Rows of soldiers in camouflage with winter hats and face coverings stand at attention. In the background soldiers man three armored vehicles.
Rows of soldiers in camouflage with winter hats and face coverings stand at attention. In the background soldiers man three armored vehicles.

Chinese People’s Liberation Army soldiers assemble during military training in the Pamir Mountains in Kashgar, northwestern China, on Jan. 4, 2021. AFP via Getty Images

If Washington competes vigorously in these four areas—military power, economic influence, ideological warfare, and order building—the United States and its partners can amass a preponderance of power within the international system, enabling them to successfully deter and defend against aggression and proactively advance their own interests.

Even if the United States wins the contest for a preponderance of power, however, it might still lose its strategic competition with China. Geopolitics is not a simple math exercise; if it was, the United States would have decisively won the wars in Korea and Vietnam, as well as in Iraq and Afghanistan. In each case, the United States faced off against far less powerful adversaries; and even when those adversaries had foreign backers, those partners did not lend their full might. Power—whether military, economic, diplomatic, or otherwise—is a means, not an end. It can be misused, squandered, or underutilized. Securing a preponderance of power will put the United States in position to peacefully win its strategic competition with China, but absent savvy application of that power, victory may well remain out of reach.

But how to define victory? The Biden administration’s National Security Strategy provides the beginnings of an answer: “to achieve a better future of a free, open, secure, and prosperous world.” Such a future would be one in which the physical safety of the American homeland is secured, the American way of life thrives, and the American people prosper.

That vision is a clear echo of what amounted to former President George H.W. Bush’s vision for victory in the Cold War: a Europe that is “whole and free” and “at peace with itself.” That required, of course, either a willing partner in the Soviet Union or a Soviet Union that ceased to be. Bush hoped for the former. “Our goal,” as he put it, “is to convince them, step-by-step, that their definition of security is obsolete, that their deepest fears are unfounded.”

Another American statesman had voiced an alternative view at the Cold War’s onset. Writing in 1947, George Kennan famously described an American policy designed “to promote tendencies which must eventually find their outlet in either the breakup or the gradual mellowing of Soviet power.” In the end, Bush and Kennan each got his way.

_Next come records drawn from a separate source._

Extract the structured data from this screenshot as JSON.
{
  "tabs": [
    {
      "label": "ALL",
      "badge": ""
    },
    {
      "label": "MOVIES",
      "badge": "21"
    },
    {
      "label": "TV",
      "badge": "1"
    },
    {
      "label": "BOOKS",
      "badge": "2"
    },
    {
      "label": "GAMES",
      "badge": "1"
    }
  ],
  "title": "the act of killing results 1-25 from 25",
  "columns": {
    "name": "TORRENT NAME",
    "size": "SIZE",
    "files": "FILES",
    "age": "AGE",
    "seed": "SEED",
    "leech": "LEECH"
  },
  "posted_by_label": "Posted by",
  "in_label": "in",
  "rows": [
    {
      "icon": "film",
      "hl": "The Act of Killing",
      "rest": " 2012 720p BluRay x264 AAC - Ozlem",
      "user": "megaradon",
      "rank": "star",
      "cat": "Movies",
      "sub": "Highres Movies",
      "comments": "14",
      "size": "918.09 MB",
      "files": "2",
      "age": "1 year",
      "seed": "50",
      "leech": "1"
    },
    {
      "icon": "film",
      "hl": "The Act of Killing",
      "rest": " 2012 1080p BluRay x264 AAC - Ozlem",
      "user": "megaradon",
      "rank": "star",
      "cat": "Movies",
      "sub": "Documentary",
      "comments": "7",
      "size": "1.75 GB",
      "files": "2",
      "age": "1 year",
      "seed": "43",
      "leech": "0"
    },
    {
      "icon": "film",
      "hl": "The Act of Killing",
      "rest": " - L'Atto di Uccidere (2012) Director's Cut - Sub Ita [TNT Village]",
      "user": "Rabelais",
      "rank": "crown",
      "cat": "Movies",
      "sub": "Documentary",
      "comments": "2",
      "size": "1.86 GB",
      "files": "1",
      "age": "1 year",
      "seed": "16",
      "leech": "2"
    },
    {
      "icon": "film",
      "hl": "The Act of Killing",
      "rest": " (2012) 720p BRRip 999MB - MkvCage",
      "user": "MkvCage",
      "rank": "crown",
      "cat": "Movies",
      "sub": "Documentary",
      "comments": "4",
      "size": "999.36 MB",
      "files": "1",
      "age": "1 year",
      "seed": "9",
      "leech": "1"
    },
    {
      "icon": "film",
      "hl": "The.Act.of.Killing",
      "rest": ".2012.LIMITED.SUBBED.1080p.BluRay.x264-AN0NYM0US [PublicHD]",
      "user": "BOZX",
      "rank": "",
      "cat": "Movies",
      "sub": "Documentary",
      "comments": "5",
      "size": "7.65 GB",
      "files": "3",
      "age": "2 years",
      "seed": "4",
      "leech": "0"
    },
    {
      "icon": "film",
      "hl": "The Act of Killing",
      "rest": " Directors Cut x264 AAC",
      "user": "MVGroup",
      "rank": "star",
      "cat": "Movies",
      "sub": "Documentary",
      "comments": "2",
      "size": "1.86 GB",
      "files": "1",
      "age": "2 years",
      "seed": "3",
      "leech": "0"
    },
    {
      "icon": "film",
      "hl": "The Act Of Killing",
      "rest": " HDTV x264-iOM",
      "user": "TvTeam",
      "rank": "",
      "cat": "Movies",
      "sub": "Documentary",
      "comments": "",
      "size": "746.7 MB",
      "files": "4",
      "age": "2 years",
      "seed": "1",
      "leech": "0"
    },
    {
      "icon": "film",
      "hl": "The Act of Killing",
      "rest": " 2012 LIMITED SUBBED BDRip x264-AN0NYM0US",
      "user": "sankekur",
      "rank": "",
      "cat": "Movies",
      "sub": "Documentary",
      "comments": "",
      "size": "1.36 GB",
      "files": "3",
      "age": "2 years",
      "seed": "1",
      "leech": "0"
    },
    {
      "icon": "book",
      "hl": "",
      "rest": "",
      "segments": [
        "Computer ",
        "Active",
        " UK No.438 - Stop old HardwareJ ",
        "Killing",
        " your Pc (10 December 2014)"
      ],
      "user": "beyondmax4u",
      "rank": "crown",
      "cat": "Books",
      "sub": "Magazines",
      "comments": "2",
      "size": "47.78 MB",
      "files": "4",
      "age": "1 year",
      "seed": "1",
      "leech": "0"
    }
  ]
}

In short, what it took for the United States, along with Western Europe, to achieve its vision of a Europe whole, free, and at peace and to neuter the power of international communism was for the Soviet Union to stop competing and, eventually, to collapse.

Today, strategic competition is a holding action. The effective application of American and allied power is unlikely to be transformative, at least in the near term, but it will forestall PRC efforts to put its own power to transformative uses. This holding action should seek to uphold the postwar and post-Cold War order as best as possible, and to strengthen and update that order when opportunity presents itself; to actively counter Chinese efforts to overturn that order, weaken the United States and its coalition partners, and otherwise gain economic, military, and diplomatic leverage over members of the U.S.-led coalition; to put the Chinese system under persistent pressure, from within and without; and to wait.

Wait for what? Either for future Chinese leadership to reassess PRC interests, objectives, and strategy—this may become more likely as already-existing demographic and economic challenges mount—or for China to crack under the pressure. Victory does not necessarily entail the PRC disintegrating as the Soviet Union did before it—though such an outcome is possible, and perhaps…

This article was originally published by a foreignpolicy.com . Read the Original article here. .